The Wall Street Journal are speculating that the size of the EFSF may double to almost €1trn, if German opposition can be overcome. This is an effort to assure markets that Europe can bail out Spain if neccessary.
Doubling the EFSF’s capacity to €880 billion would remove any doubt about whether the facility has enough firepower to prop up Spain’s government. Such an expansion would require a bigger financial commitment from Germany, where many lawmakers and voters are skeptical about bailing out European countries whose finances are in tatters.
Ireland became the first country to apply for help from the EFSF last week, and is negotiating a bailout package from Europe and the IMF that is expected to total roughly €85 billion. Greece received a €110 billion rescue package from the EU and IMF in May, before the creation of the EFSF.
Earlier today on RTE radio (5 minutes in) a spokesperson for European Commissioner Olli Rehn suggested that the EU may countenance restructuring of senior bank debt.

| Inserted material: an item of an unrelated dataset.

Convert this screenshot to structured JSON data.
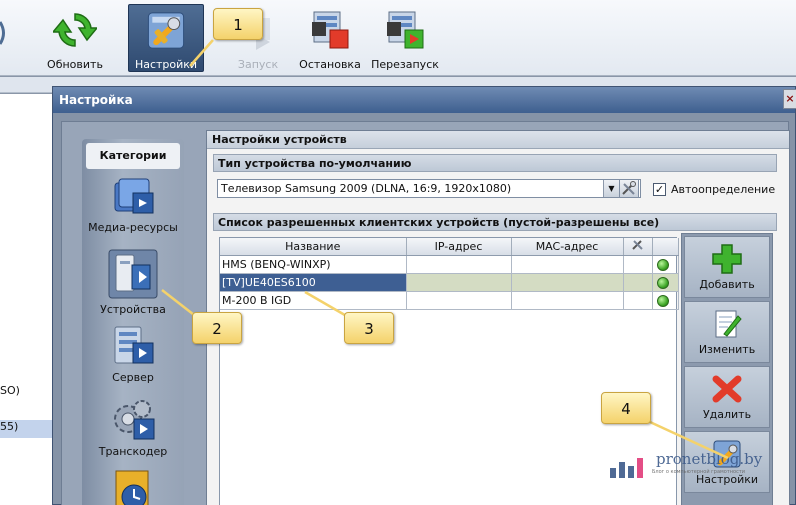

Discussion on the Irish Economy website suggests that this restructuring may occur at the EU level (that is, little old Ireland may not be taking on the senior bond holders by herself).
These are both interesting developments, indicating that European leaders are beginning to consider measures of the scale required to ensure the survival of the Euro and Eurozone economies.
Update: The BBC report that Mohamed El-Erian CEO of PIMCO (the world’s largest bond fund and hence the biggest bond holder) is calling for the private sector to share some of the pain. From the BBC
“It is unreasonable to expect the Irish taxpayer… to bear all the costs,” he told the BBC World Service
“Our assessment…. has been that you need a broader burden sharing that also involves the European Union, the IMF and private creditors,” he told World Business News on BBC World Service radio.
No bio, some books worth reading – The Rational Optimist: How Prosperity Evolves – Matt Ridley .
Crisis Economics: A Crash Course in the Future of Finance -Nouriel Roubini, Stephen Mihm